Eureka is fighting the questioning of Police Chief Andrew Mills by the attorney in the prayer lawsuit filed against the city about a “devotional” he reportedly led in January at a Peace Officers Prayer Breakfast, according to court documents.
An April 30 hearing is scheduled before Judge W. Bruce Watson.
City Attorney Cyndy Day-Wilson described the scheduled deposition as a “fishing expedition,” while attorney Peter Martin argued the case was broad enough to include events other than those specified in the lawsuit.
”I just don't think it's legally appropriate, as he's framed his complaint,” Day-Wilson said. “The complaint has to do with two things: one is invocation and the second is the mayor's prayer breakfast. It's limited to those two things.”
Martin said the issues are very similar.
”I think this is ... partially what we had before,” Martin said. “Before, we had a mayor accused of using city resources to promote religious activity. Now, we have a police chief who may be in the same situation.
”It seems to me it would be best if both of those questions could be resolved in the same case,” he added.
The peace officer event took place on Jan. 8 in the Harvest Church at 7 a.m., according to court documents.
In a protective order request filed with the courts, Day-Wilson argues Mills has no ties to the case filed by Eureka resident Carole Beaton nearly a year before he became chief.
Beaton filed the lawsuit against the city in January 2013, requesting that it cease holding both sectarian or non-sectarian invocations before city council meetings, and for Mayor Frank Jager to stop promoting the annual Mayor's Prayer Breakfast as a city official.
”The only issue left before this court surrounds the extent, if any, of the city's involvement in the 2012 and 2013 Mayor Prayer Breakfasts,” Day-Wilson wrote in court documents. “He was not a participant in the 2012 or 2013 prayer breakfasts and cannot provide any information other than hearsay.”
Martin, Beaton's attorney, argues in court papers filed Thursday that the lawsuit covers the “use of public facilities, including staff and telephone, is government support of prayer and official involvement that promotes religion,” and is broad enough to “apply to the conduct of Chief Mills, if it turns out that he did improperly mix religion and government.”
Mills declined to comment.

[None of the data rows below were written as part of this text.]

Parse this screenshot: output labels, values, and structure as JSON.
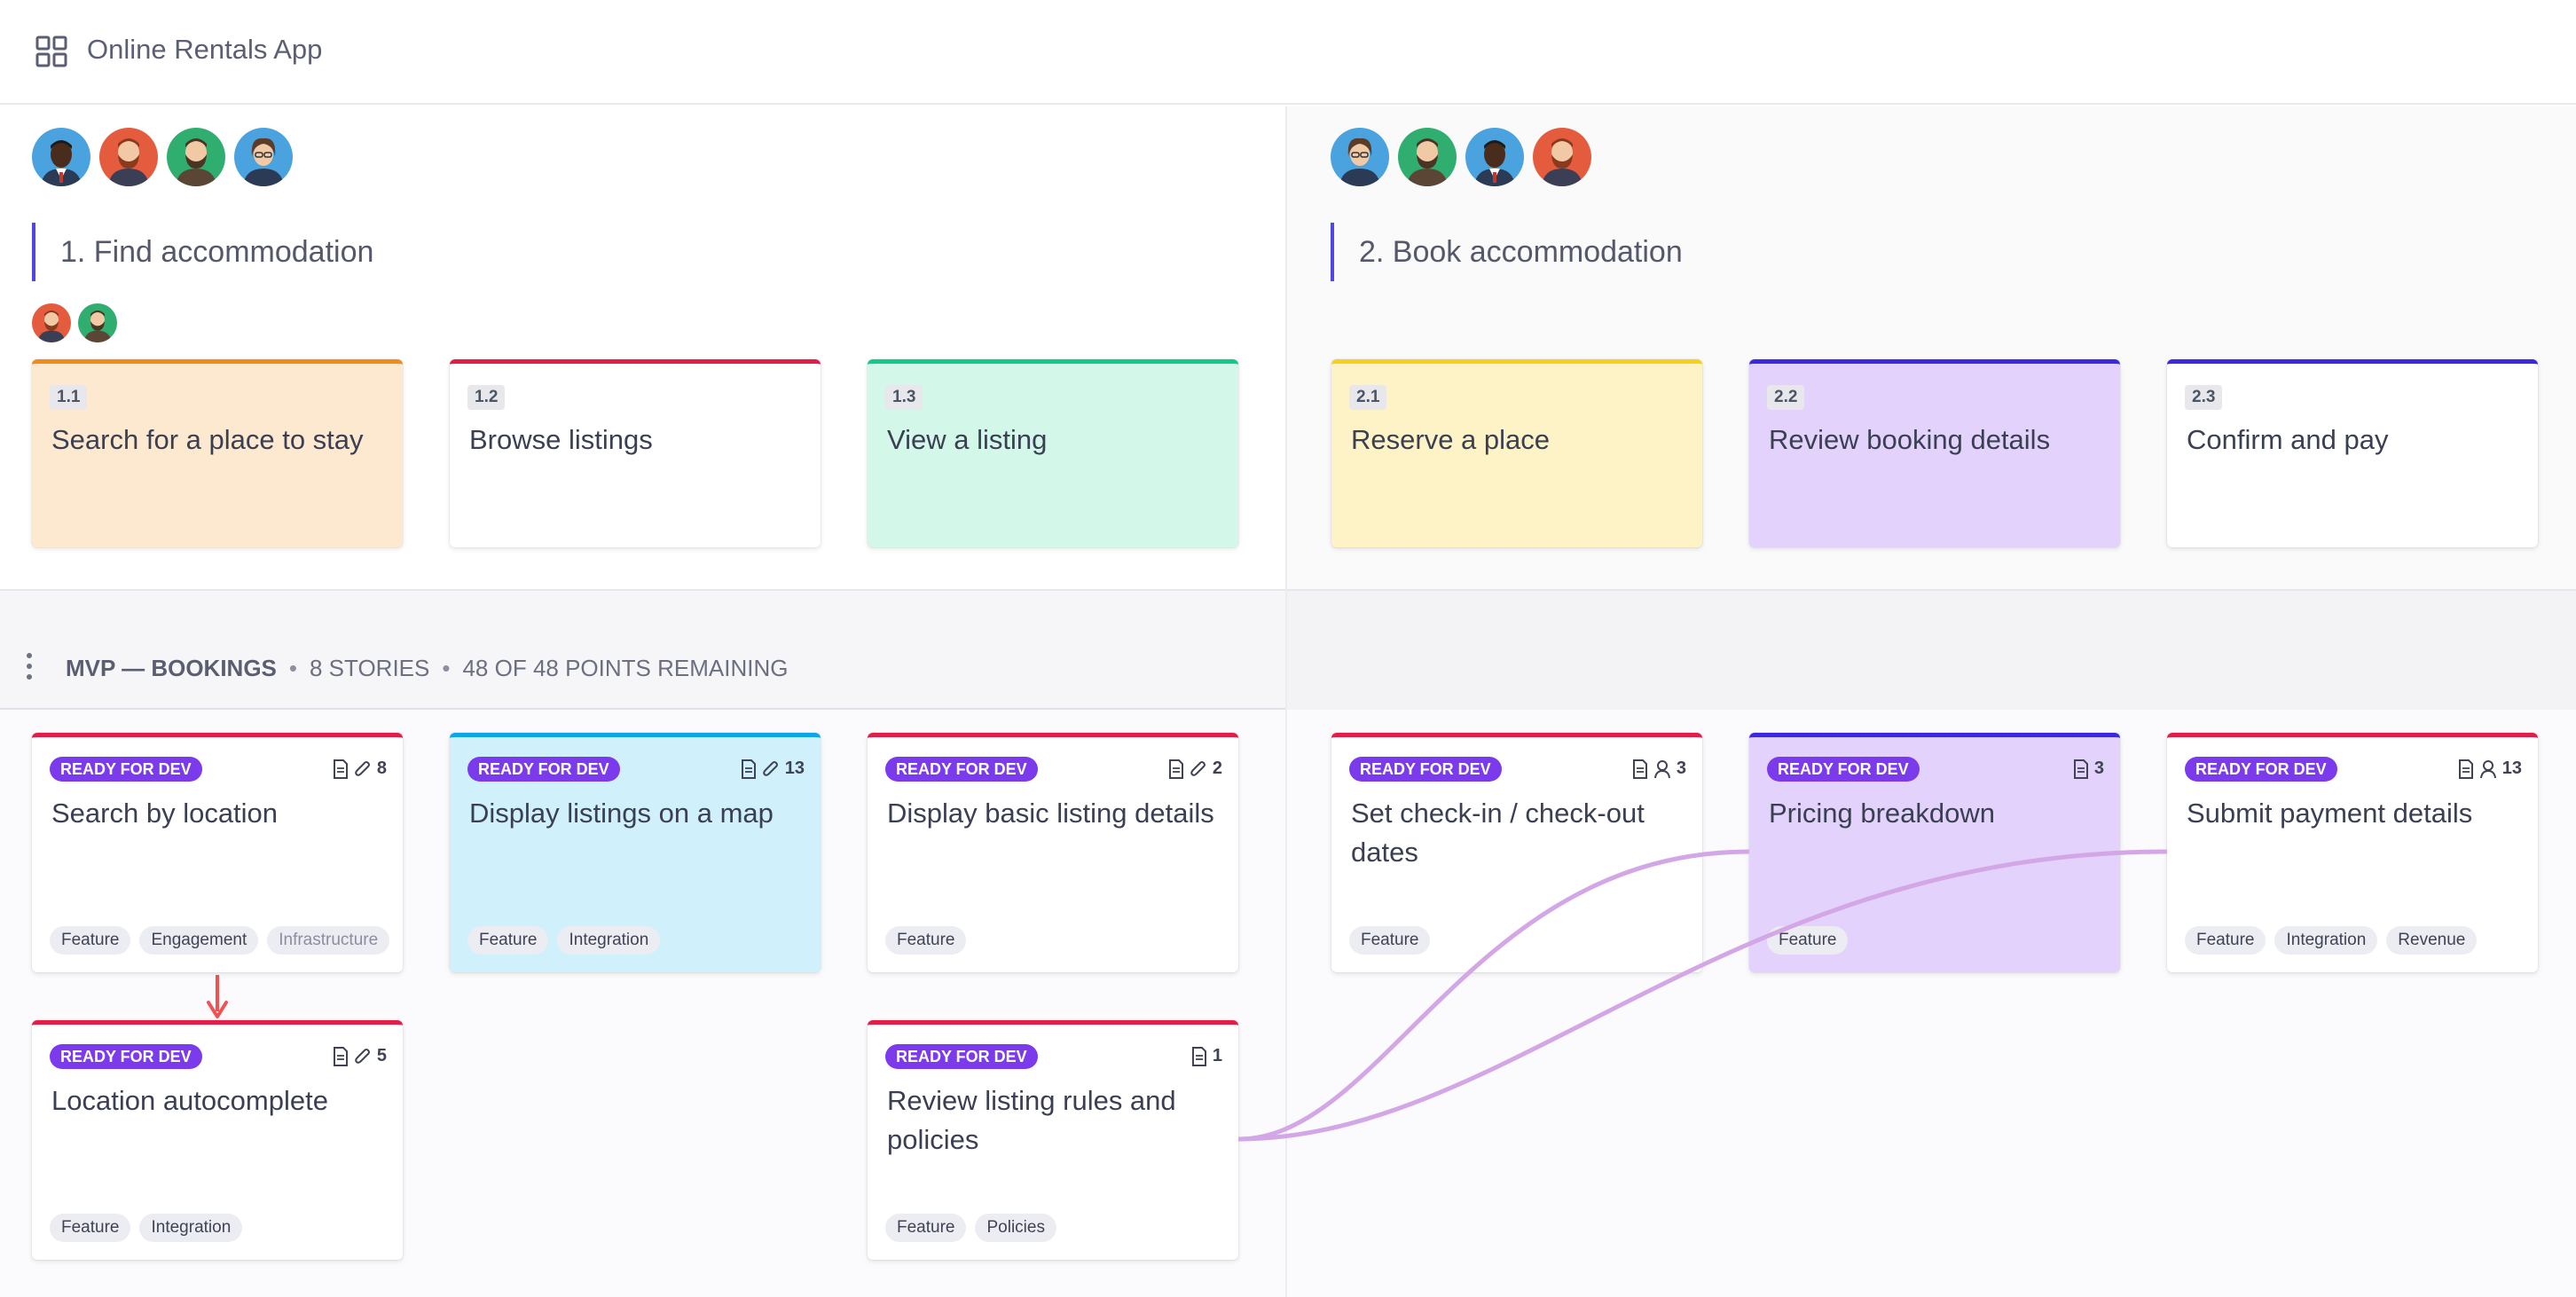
{
  "app": {
    "title": "Online Rentals App",
    "icon": "grid-icon"
  },
  "activities": [
    {
      "label": "1. Find accommodation"
    },
    {
      "label": "2. Book accommodation"
    }
  ],
  "steps": [
    {
      "num": "1.1",
      "title": "Search for a place to stay",
      "bg": "#fde8d0",
      "border": "#f08c1a"
    },
    {
      "num": "1.2",
      "title": "Browse listings",
      "bg": "#ffffff",
      "border": "#e11d48"
    },
    {
      "num": "1.3",
      "title": "View a listing",
      "bg": "#d3f7e9",
      "border": "#10c98a"
    },
    {
      "num": "2.1",
      "title": "Reserve a place",
      "bg": "#fdf3c6",
      "border": "#f5d11c"
    },
    {
      "num": "2.2",
      "title": "Review booking details",
      "bg": "#e3d3fc",
      "border": "#3b28e0"
    },
    {
      "num": "2.3",
      "title": "Confirm and pay",
      "bg": "#ffffff",
      "border": "#3b28e0"
    }
  ],
  "release": {
    "name": "MVP — BOOKINGS",
    "stories": "8 STORIES",
    "points": "48 OF 48 POINTS REMAINING"
  },
  "stories": [
    {
      "status": "READY FOR DEV",
      "title": "Search by location",
      "points": "8",
      "icons": [
        "doc-icon",
        "paperclip-icon"
      ],
      "tags": [
        "Feature",
        "Engagement",
        "Infrastructure"
      ],
      "bg": "#ffffff",
      "border": "#e11d48"
    },
    {
      "status": "READY FOR DEV",
      "title": "Display listings on a map",
      "points": "13",
      "icons": [
        "doc-icon",
        "paperclip-icon"
      ],
      "tags": [
        "Feature",
        "Integration"
      ],
      "bg": "#d0f1fb",
      "border": "#0ea5e9"
    },
    {
      "status": "READY FOR DEV",
      "title": "Display basic listing details",
      "points": "2",
      "icons": [
        "doc-icon",
        "paperclip-icon"
      ],
      "tags": [
        "Feature"
      ],
      "bg": "#ffffff",
      "border": "#e11d48"
    },
    {
      "status": "READY FOR DEV",
      "title": "Set check-in / check-out dates",
      "points": "3",
      "icons": [
        "doc-icon",
        "user-icon"
      ],
      "tags": [
        "Feature"
      ],
      "bg": "#ffffff",
      "border": "#e11d48"
    },
    {
      "status": "READY FOR DEV",
      "title": "Pricing breakdown",
      "points": "3",
      "icons": [
        "doc-icon"
      ],
      "tags": [
        "Feature"
      ],
      "bg": "#e3d3fc",
      "border": "#3b28e0"
    },
    {
      "status": "READY FOR DEV",
      "title": "Submit payment details",
      "points": "13",
      "icons": [
        "doc-icon",
        "user-icon"
      ],
      "tags": [
        "Feature",
        "Integration",
        "Revenue"
      ],
      "bg": "#ffffff",
      "border": "#e11d48"
    },
    {
      "status": "READY FOR DEV",
      "title": "Location autocomplete",
      "points": "5",
      "icons": [
        "doc-icon",
        "paperclip-icon"
      ],
      "tags": [
        "Feature",
        "Integration"
      ],
      "bg": "#ffffff",
      "border": "#e11d48"
    },
    {
      "status": "READY FOR DEV",
      "title": "Review listing rules and policies",
      "points": "1",
      "icons": [
        "doc-icon"
      ],
      "tags": [
        "Feature",
        "Policies"
      ],
      "bg": "#ffffff",
      "border": "#e11d48"
    }
  ],
  "colors": {
    "accent": "#4f46e5",
    "badge": "#7c3aed",
    "dependency": "#d3a6e6",
    "blocker_arrow": "#f05252"
  }
}
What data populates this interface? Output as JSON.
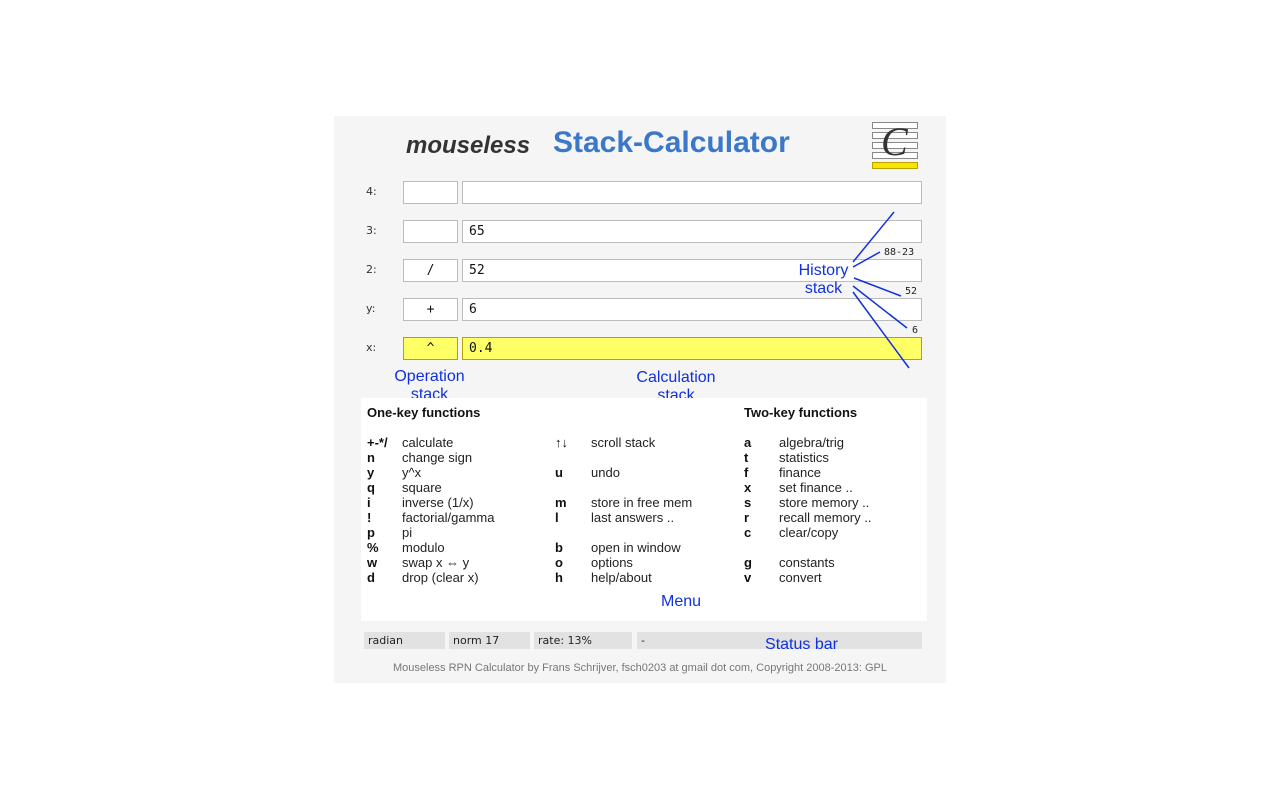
{
  "header": {
    "title_italic": "mouseless",
    "title_main": "Stack-Calculator",
    "logo_letter": "C"
  },
  "stack": [
    {
      "label": "4:",
      "op": "",
      "value": ""
    },
    {
      "label": "3:",
      "op": "",
      "value": "65"
    },
    {
      "label": "2:",
      "op": "/",
      "value": "52"
    },
    {
      "label": "y:",
      "op": "+",
      "value": "6"
    },
    {
      "label": "x:",
      "op": "^",
      "value": "0.4"
    }
  ],
  "history": [
    "88-23",
    "52",
    "6"
  ],
  "annotations": {
    "operation_stack": [
      "Operation",
      "stack"
    ],
    "calculation_stack": [
      "Calculation",
      "stack"
    ],
    "history_stack": [
      "History",
      "stack"
    ],
    "menu": "Menu",
    "status_bar": "Status bar"
  },
  "menu": {
    "one_key_title": "One-key functions",
    "two_key_title": "Two-key functions",
    "col1": [
      {
        "key": "+-*/",
        "desc": "calculate"
      },
      {
        "key": "n",
        "desc": "change sign"
      },
      {
        "key": "y",
        "desc": "y^x"
      },
      {
        "key": "q",
        "desc": "square"
      },
      {
        "key": "i",
        "desc": "inverse (1/x)"
      },
      {
        "key": "!",
        "desc": "factorial/gamma"
      },
      {
        "key": "p",
        "desc": "pi"
      },
      {
        "key": "%",
        "desc": "modulo"
      },
      {
        "key": "w",
        "desc": "swap x ⇔ y"
      },
      {
        "key": "d",
        "desc": "drop (clear x)"
      }
    ],
    "col2": [
      {
        "key": "↑↓",
        "desc": "scroll stack"
      },
      {
        "key": "",
        "desc": ""
      },
      {
        "key": "u",
        "desc": "undo"
      },
      {
        "key": "",
        "desc": ""
      },
      {
        "key": "m",
        "desc": "store in free mem"
      },
      {
        "key": "l",
        "desc": "last answers .."
      },
      {
        "key": "",
        "desc": ""
      },
      {
        "key": "b",
        "desc": "open in window"
      },
      {
        "key": "o",
        "desc": "options"
      },
      {
        "key": "h",
        "desc": "help/about"
      }
    ],
    "col3": [
      {
        "key": "a",
        "desc": "algebra/trig"
      },
      {
        "key": "t",
        "desc": "statistics"
      },
      {
        "key": "f",
        "desc": "finance"
      },
      {
        "key": "x",
        "desc": "set finance .."
      },
      {
        "key": "s",
        "desc": "store memory .."
      },
      {
        "key": "r",
        "desc": "recall memory .."
      },
      {
        "key": "c",
        "desc": "clear/copy"
      },
      {
        "key": "",
        "desc": ""
      },
      {
        "key": "g",
        "desc": "constants"
      },
      {
        "key": "v",
        "desc": "convert"
      }
    ]
  },
  "status": {
    "angle": "radian",
    "format": "norm 17",
    "rate": "rate: 13%",
    "message": "-"
  },
  "footer": "Mouseless RPN Calculator by Frans Schrijver, fsch0203 at gmail dot com, Copyright 2008-2013: GPL",
  "colors": {
    "accent": "#3a78c9",
    "x_highlight": "#ffff66",
    "annotation": "#1030e0"
  }
}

Watson ruled in December that non-sectarian invocations at council meetings are lawful, but that Beaton can still pursue her claim against Jager's prayer breakfast.
Lorna Rodriguez can be reached at 441-0506 or email@example.com. Follow her on Twitter @LornaARodriguez.